Precursor B-cell ALL is the most common childhood malignancy affecting kids from childhood through young adulthood, peaking in diagnoses between ages 3 and 6. Many are cured with chemotherapy and other treatments, but some are not.
“Children who relapse are in the greatest danger,” Crawford said. “For patients who relapse after a stem cell transplant, for example, we previously didn’t have any more options. CAR-T is really a game-changer for them.”
Unlike other types of cancer therapies, CAR-T therapy is a one-time treatment. The T cells remain in the body, prepared to attack the cancer at any time. The therapy carries a risk of complications, such as cytokine release syndrome and neurotoxicity, but patients are closely monitored and seen daily by their physician, Crawford said.
CAR-T is also being offered at Stephenson Cancer Center for adults diagnosed with advanced lymphomas who are not responding to other treatments. Clinical trials are underway to determine if CAR-T can be used to treat other types of cancer in both adults and children.
For Crawford, it is gratifying to offer his patients and families new hope through CAR-T. Even when his young patients respond well to standard treatment, their quality of life is significantly affected. For those who don’t, CAR-T can be a lifesaver.
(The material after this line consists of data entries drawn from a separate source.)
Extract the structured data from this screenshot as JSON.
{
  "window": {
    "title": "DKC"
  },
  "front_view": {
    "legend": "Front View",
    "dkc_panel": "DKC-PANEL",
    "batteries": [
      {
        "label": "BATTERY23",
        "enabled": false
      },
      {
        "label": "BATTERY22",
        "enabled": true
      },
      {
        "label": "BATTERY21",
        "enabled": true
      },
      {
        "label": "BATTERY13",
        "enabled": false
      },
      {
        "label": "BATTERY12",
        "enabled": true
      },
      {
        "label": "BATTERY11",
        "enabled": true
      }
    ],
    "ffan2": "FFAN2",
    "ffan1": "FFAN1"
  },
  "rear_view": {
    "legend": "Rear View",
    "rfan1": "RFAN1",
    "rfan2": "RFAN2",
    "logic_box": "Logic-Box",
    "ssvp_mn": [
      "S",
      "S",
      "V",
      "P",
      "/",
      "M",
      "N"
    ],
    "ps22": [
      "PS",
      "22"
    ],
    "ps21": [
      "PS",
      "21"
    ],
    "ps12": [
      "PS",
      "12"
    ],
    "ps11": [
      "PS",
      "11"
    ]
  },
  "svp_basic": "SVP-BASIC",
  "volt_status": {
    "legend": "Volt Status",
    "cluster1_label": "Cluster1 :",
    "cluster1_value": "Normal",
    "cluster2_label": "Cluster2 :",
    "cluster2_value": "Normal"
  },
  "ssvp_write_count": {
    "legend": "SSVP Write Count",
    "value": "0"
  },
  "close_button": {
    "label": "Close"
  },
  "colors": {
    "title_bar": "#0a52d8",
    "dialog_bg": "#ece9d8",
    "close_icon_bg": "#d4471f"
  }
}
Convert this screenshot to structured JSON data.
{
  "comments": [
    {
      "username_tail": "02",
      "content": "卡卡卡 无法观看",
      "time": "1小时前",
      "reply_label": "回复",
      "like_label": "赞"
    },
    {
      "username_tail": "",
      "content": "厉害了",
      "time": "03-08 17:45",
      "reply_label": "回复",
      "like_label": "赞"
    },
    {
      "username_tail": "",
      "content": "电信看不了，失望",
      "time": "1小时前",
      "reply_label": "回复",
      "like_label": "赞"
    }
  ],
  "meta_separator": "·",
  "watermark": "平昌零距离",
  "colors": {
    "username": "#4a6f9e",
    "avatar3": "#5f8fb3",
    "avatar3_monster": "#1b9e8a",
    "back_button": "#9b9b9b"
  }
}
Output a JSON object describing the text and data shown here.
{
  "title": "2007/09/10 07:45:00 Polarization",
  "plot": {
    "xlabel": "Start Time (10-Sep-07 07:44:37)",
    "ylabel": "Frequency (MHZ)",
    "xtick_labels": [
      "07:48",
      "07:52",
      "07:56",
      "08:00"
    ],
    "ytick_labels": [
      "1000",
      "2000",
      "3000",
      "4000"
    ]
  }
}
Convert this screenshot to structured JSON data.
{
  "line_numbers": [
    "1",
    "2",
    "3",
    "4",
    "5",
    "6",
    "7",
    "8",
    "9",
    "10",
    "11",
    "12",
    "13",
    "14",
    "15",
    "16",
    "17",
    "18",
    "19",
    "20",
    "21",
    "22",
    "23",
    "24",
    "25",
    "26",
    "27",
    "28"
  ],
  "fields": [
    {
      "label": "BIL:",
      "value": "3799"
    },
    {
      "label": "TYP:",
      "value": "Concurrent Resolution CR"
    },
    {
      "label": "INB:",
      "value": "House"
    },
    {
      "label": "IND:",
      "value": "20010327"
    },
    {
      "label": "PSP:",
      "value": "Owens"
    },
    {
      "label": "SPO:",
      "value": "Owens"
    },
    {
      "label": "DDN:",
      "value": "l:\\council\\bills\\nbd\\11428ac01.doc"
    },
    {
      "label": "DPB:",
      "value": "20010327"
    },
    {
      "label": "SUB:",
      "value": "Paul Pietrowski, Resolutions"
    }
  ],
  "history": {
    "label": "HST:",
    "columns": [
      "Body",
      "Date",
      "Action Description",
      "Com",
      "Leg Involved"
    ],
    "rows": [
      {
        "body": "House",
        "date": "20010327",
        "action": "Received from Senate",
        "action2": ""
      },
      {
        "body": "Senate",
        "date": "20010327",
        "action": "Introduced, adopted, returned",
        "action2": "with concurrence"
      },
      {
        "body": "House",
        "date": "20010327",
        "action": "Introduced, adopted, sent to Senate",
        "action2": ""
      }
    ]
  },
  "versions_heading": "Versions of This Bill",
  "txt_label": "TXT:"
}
“I wanted to be in a field of medicine where I thought what I was doing made a big difference, and no place can you feel more like that when the patient faces a certainty of dying without the treatment you give them,” he said. “CAR-T is a breakthrough for our patients.”